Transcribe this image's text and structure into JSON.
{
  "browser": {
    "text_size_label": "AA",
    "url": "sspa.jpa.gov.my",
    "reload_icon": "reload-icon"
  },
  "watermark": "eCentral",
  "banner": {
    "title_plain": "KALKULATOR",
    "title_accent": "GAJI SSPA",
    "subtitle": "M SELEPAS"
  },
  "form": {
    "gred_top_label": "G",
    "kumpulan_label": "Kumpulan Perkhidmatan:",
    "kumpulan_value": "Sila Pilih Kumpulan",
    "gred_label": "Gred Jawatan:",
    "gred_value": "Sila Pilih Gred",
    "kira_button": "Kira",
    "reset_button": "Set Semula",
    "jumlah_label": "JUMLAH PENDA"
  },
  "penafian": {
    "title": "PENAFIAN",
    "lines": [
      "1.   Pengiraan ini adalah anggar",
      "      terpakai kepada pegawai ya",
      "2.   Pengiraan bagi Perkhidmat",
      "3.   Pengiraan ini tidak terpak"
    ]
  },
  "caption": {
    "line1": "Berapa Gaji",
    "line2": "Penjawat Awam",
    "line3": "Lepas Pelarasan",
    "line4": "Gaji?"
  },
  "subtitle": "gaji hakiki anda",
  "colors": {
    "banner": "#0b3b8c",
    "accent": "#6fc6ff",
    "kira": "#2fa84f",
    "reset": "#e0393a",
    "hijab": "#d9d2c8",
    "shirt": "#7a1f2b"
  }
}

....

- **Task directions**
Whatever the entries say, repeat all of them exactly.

- **Response area**
Transcribe this image's text and structure into JSON.
{
  "browser": {
    "text_size_label": "AA",
    "url": "sspa.jpa.gov.my",
    "reload_icon": "reload-icon"
  },
  "watermark": "eCentral",
  "banner": {
    "title_plain": "KALKULATOR",
    "title_accent": "GAJI SSPA",
    "subtitle": "M SELEPAS"
  },
  "form": {
    "gred_top_label": "G",
    "kumpulan_label": "Kumpulan Perkhidmatan:",
    "kumpulan_value": "Sila Pilih Kumpulan",
    "gred_label": "Gred Jawatan:",
    "gred_value": "Sila Pilih Gred",
    "kira_button": "Kira",
    "reset_button": "Set Semula",
    "jumlah_label": "JUMLAH PENDA"
  },
  "penafian": {
    "title": "PENAFIAN",
    "lines": [
      "1.   Pengiraan ini adalah anggar",
      "      terpakai kepada pegawai ya",
      "2.   Pengiraan bagi Perkhidmat",
      "3.   Pengiraan ini tidak terpak"
    ]
  },
  "caption": {
    "line1": "Berapa Gaji",
    "line2": "Penjawat Awam",
    "line3": "Lepas Pelarasan",
    "line4": "Gaji?"
  },
  "subtitle": "gaji hakiki anda",
  "colors": {
    "banner": "#0b3b8c",
    "accent": "#6fc6ff",
    "kira": "#2fa84f",
    "reset": "#e0393a",
    "hijab": "#d9d2c8",
    "shirt": "#7a1f2b"
  }
}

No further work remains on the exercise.